“They’re all doing really well,” Bethani Webb, 22, told TODAY Parents. “They’re all good.”
Abigail is the oldest of the quadruplets by just a minute or two, while McKayla is the youngest. Abigail was also the smallest at birth, weighing 3 pounds, while Emily was the biggest, at 4 pounds 1 ounce.
“At this point, I’m not able to tell them apart,” Bethani said. “We’re going to paint their toenails and assign them each a color.”
The girls already have their own distinct personalities. Abigail is feisty, vocal and will let you know if she’s upset. Emily is very active. Grace “likes to give people looks,” her mom said, while McKayla is calm, but also very vocal.
After so many months squeezed tight together in mom’s belly, they still love each other’s company.
“They definitely miss each other when they’re apart from their sisters,” Bethani said.
“Right now, they’re all in one crib, which is nice. Before, they were in their incubators, they were all separate and they definitely had some separation anxiety.”
The Webbs had no idea just how much bigger their family would get when they learned Bethani was pregnant last fall, three months after their wedding. They were startled when an ultrasound technician counted four babies during a routine check in December. Tim almost fainted, while Bethani was convinced there had to be a mistake.
The chance of having quadruplets without fertility drugs is one in 729,000, Dr. James Bofill, a professor of maternal-fetal medicine at the University of Mississippi, told TODAY when he treated a Mississippi woman who gave birth to quadruplets in 2014.
But the odds of having identical quadruplets are about one in 15 million pregnancies, according to RaisingMultiples.org.
The Webbs, who are first-time parents, have no history of multiples in their families.
“It’s a little overwhelming knowing that I’m taking care of four little babies,” Bethani said. “But it’ll be good. Once they get home and I get into a routine, I’m sure it won’t be too bad.”
The family has received lots of donations, including car seats, diapers, blankets and clothes, while a community fundraiser helped them to buy a minivan.
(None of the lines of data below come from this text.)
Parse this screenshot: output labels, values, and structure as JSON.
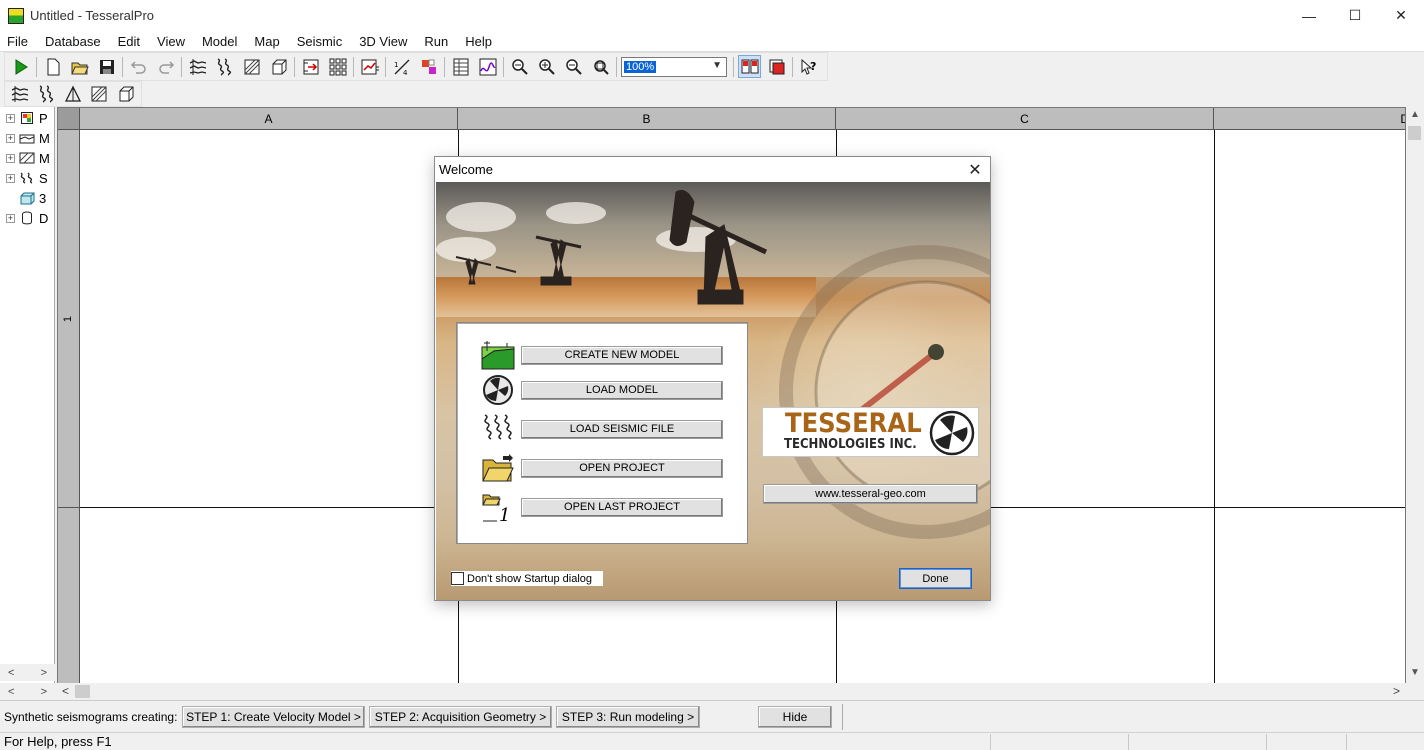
{
  "window": {
    "title": "Untitled - TesseralPro",
    "minimize_glyph": "—",
    "maximize_glyph": "☐",
    "close_glyph": "✕"
  },
  "menubar": [
    "File",
    "Database",
    "Edit",
    "View",
    "Model",
    "Map",
    "Seismic",
    "3D View",
    "Run",
    "Help"
  ],
  "toolbar": {
    "zoom_value": "100%",
    "icons": [
      "run-icon",
      "new-file-icon",
      "open-folder-icon",
      "save-icon",
      "undo-icon",
      "redo-icon",
      "horizons-icon",
      "seismic-traces-icon",
      "polygon-hatch-icon",
      "cube-icon",
      "import-icon",
      "grid-icon",
      "chart-edit-icon",
      "scale-icon",
      "colors-icon",
      "table-icon",
      "spectrum-icon",
      "zoom-out-alt-icon",
      "zoom-in-icon",
      "zoom-out-icon",
      "zoom-fit-icon",
      "split-view-icon",
      "frame-view-icon",
      "context-help-icon"
    ]
  },
  "tree": {
    "items": [
      {
        "label": "P",
        "icon": "project-icon"
      },
      {
        "label": "M",
        "icon": "model-icon"
      },
      {
        "label": "M",
        "icon": "map-icon"
      },
      {
        "label": "S",
        "icon": "seismic-icon"
      },
      {
        "label": "3",
        "icon": "3d-view-icon"
      },
      {
        "label": "D",
        "icon": "database-icon"
      }
    ],
    "scroll_left": "<",
    "scroll_right": ">"
  },
  "grid": {
    "columns": [
      "A",
      "B",
      "C",
      "D"
    ],
    "rows": [
      "1"
    ]
  },
  "dialog": {
    "title": "Welcome",
    "close_glyph": "✕",
    "buttons": [
      {
        "label": "CREATE NEW MODEL",
        "icon": "create-model-icon"
      },
      {
        "label": "LOAD MODEL",
        "icon": "load-model-icon"
      },
      {
        "label": "LOAD SEISMIC FILE",
        "icon": "seismic-file-icon"
      },
      {
        "label": "OPEN PROJECT",
        "icon": "open-project-icon"
      },
      {
        "label": "OPEN LAST PROJECT",
        "icon": "open-last-project-icon"
      }
    ],
    "logo_line1": "TESSERAL",
    "logo_line2": "TECHNOLOGIES INC.",
    "url": "www.tesseral-geo.com",
    "dont_show_label": "Don't show Startup dialog",
    "done_label": "Done"
  },
  "stepbar": {
    "label": "Synthetic seismograms creating:",
    "steps": [
      "STEP 1: Create Velocity Model >",
      "STEP 2: Acquisition Geometry >",
      "STEP 3: Run modeling >"
    ],
    "hide_label": "Hide"
  },
  "statusbar": {
    "text": "For Help, press F1"
  }
}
To help the couple with finances, friends have also started a GoFundMe page.